while measuring the decay rate of
manganese-54, a short-lived isotope
used in medical diagnostics, noticed that the rate dropped slightly
during the flare, a decrease that started about a day and a half
before the flare.
If this apparent relationship between flares and decay rates proves
true, it could lead to a method of predicting solar flares prior to
their occurrence, which could help
prevent damage to satellites and
electric grids, as well as save the lives of astronauts in space.
The decay-rate aberrations that Jenkins noticed occurred during the
middle of the night in Indiana - meaning that something produced by
the sun had traveled all the way through the Earth to reach Jenkins'
What could the flare send forth that
could have such an effect?
Jenkins and Fischbach guessed that the culprits in this bit of
decay-rate mischief were probably
solar neutrinos, the almost
weightless particles famous for flying at almost the speed of light
through the physical world - humans, rocks, oceans or planets - with
virtually no interaction with anything.
Then, in a series of papers published in Astroparticle Physics,
Nuclear Instruments and Methods in Physics Research and Space
Science Reviews, Jenkins, Fischbach and their colleagues showed
that the observed variations in decay rates were highly unlikely to
have come from environmental influences on the detection systems.
Their findings strengthened the argument that the strange swings in
decay rates were caused by
neutrinos from the sun.
The swings seemed to be in synch with
the Earth's elliptical orbit, with the decay rates oscillating as
the Earth came closer to the sun (where it would be exposed to more
neutrinos) and then moving away.
So there was good reason to suspect the sun, but could it be proved?
Enter Peter Sturrock, Stanford professor emeritus of applied
physics and an expert on the inner workings of the sun. While on a
visit to the National Solar Observatory in Arizona, Sturrock was
handed copies of the scientific journal articles written by the
Sturrock knew from long experience that the intensity of the barrage
of neutrinos the sun continuously sends racing toward Earth varies
on a regular basis as the sun itself revolves and shows a different
face, like a slower version of the revolving light on a police car.
His advice to Purdue: Look for
evidence that the changes in radioactive decay on Earth vary with
the rotation of the sun.
"That's what I suggested. And that's
what we have done."
Going back to take another look at the decay data from the
Brookhaven lab, the researchers found a recurring pattern of 33
days. It was a bit of a surprise, given that most solar observations
show a pattern of about 28 days - the rotation rate of the surface
of the sun.
The core of the sun - where nuclear
reactions produce neutrinos - apparently spins more slowly than the
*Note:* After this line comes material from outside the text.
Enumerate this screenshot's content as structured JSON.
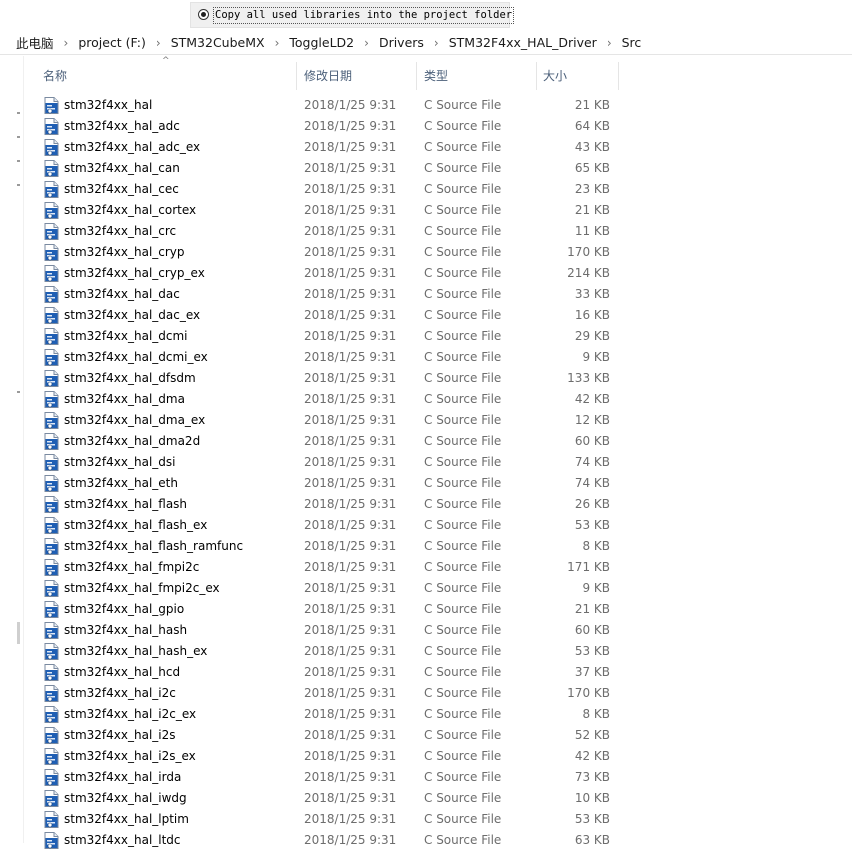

surface we see.
"It may seem counter-intuitive, but
it looks as if the core rotates more slowly than the rest of the
sun," Sturrock said.
All of the evidence points toward a
conclusion that the sun is "communicating" with radioactive isotopes
on Earth, said Fischbach.
But there's one rather large question left unanswered. No one knows
how neutrinos could interact with radioactive materials to
change their rate of decay.
"It doesn't make sense according to
conventional ideas," Fischbach said.
Jenkins whimsically added,
"What we're suggesting is that
something that doesn't really interact with anything is changing
something that can't be changed."
"It's an effect that no one yet understands," agreed Sturrock.
"Theorists are starting to say,
'What's going on?' But that's what the evidence points to. It's
a challenge for the physicists and a challenge for the solar
If the mystery particle is not a
"It would have to be something we
don't know about, an unknown particle that is also emitted by
the sun and has this effect, and that would be even more
remarkable," Sturrock said.